How hawala works - KTTC Rochester, Austin, Mason City News, Weather and Sports

Sonia Talati

How hawala works


ROCHESTER, Minn. (KTTC) -- Hawala is a way to move money quickly and efficiently. For many Somalians in Rochester, this means getting in touch with their native land where banks do not exist. Hawala is the only way to send money to families overseas. Money transactions take place completely on the honor system.

However, hawala is also how federal investigators say money was transferred by the two women indicted in the Somali terror fundraising case. A customer, in this case an al-Shabaab fundraiser, approached a hawala broker and gave the name and amount that needed to be transferred. The agent then contacts another agent close to where the recipient lives and that amount of money gets to its respective place oversees.

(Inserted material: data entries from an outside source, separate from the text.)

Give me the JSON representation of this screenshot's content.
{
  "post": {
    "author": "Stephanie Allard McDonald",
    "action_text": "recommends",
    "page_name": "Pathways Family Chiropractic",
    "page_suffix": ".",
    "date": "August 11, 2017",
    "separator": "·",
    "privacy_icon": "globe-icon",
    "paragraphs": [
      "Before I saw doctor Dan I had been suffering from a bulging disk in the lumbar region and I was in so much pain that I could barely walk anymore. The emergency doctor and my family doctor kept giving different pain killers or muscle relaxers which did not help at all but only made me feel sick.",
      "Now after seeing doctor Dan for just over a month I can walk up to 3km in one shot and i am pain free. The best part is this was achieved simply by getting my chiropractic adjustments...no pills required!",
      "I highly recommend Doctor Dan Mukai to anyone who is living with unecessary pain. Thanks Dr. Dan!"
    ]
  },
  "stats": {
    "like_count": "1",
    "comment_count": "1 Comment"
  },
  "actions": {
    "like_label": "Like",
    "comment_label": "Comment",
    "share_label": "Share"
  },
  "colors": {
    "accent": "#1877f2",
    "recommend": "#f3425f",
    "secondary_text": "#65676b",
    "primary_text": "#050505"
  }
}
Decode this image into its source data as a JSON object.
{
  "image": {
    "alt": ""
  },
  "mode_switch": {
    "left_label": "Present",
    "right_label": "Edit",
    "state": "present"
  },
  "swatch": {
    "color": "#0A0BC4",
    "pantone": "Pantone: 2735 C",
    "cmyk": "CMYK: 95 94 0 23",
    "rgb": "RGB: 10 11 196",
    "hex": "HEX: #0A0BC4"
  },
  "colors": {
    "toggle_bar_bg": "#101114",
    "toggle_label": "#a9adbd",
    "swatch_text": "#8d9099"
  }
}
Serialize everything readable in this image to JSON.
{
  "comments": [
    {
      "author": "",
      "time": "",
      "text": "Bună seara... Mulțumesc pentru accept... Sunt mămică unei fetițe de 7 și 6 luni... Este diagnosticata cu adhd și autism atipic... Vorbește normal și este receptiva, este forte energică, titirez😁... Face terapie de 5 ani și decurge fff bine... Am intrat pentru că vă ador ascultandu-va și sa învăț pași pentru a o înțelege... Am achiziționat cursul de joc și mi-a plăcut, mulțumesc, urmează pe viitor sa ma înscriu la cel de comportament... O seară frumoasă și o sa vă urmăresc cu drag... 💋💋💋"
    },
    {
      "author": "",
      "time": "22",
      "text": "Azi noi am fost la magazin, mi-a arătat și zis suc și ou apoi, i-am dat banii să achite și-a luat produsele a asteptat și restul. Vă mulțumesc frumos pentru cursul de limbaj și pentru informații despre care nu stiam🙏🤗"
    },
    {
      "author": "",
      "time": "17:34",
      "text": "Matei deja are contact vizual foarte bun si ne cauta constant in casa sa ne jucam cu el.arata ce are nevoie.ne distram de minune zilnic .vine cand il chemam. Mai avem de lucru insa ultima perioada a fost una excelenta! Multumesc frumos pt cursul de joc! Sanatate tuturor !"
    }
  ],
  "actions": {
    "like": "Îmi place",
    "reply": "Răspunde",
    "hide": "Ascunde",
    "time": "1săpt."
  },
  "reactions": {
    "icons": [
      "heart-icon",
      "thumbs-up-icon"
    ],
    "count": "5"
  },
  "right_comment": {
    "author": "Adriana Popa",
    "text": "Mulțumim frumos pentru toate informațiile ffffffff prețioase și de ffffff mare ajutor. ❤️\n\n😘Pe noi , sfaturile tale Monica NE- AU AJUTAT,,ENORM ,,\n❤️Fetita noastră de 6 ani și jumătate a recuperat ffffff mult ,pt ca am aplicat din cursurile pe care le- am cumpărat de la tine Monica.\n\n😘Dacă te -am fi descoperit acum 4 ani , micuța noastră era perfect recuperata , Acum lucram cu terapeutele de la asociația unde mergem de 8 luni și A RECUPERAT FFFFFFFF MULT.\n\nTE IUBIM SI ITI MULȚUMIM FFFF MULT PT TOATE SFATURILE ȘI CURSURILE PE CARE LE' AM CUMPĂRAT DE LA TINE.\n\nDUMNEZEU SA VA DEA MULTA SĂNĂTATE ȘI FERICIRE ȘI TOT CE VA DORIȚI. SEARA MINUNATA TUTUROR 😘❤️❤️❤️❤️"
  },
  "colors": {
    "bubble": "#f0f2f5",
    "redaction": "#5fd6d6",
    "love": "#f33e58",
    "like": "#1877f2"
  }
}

The money is later wired, usually through a bank like Wells Fargo, agent-to-agent.

Because there is not much of a paper trail, hawala is vulnerable to money laundering. For many Somalis, it exists worldwide because there is no other choice. Barbershop owner, Said Hussain, says "if we could not use this system, then I think our family would not survive."

In the al-Shabaab terrorism case, federal investigators say the Rochester women used the hawala system to divert contributions and pledges to the "mujahidin" in Somalia. The FBI tracked how different hawalas were used to split up contributions and send funds to different al-Shabaab accounts.

Powered by Frankly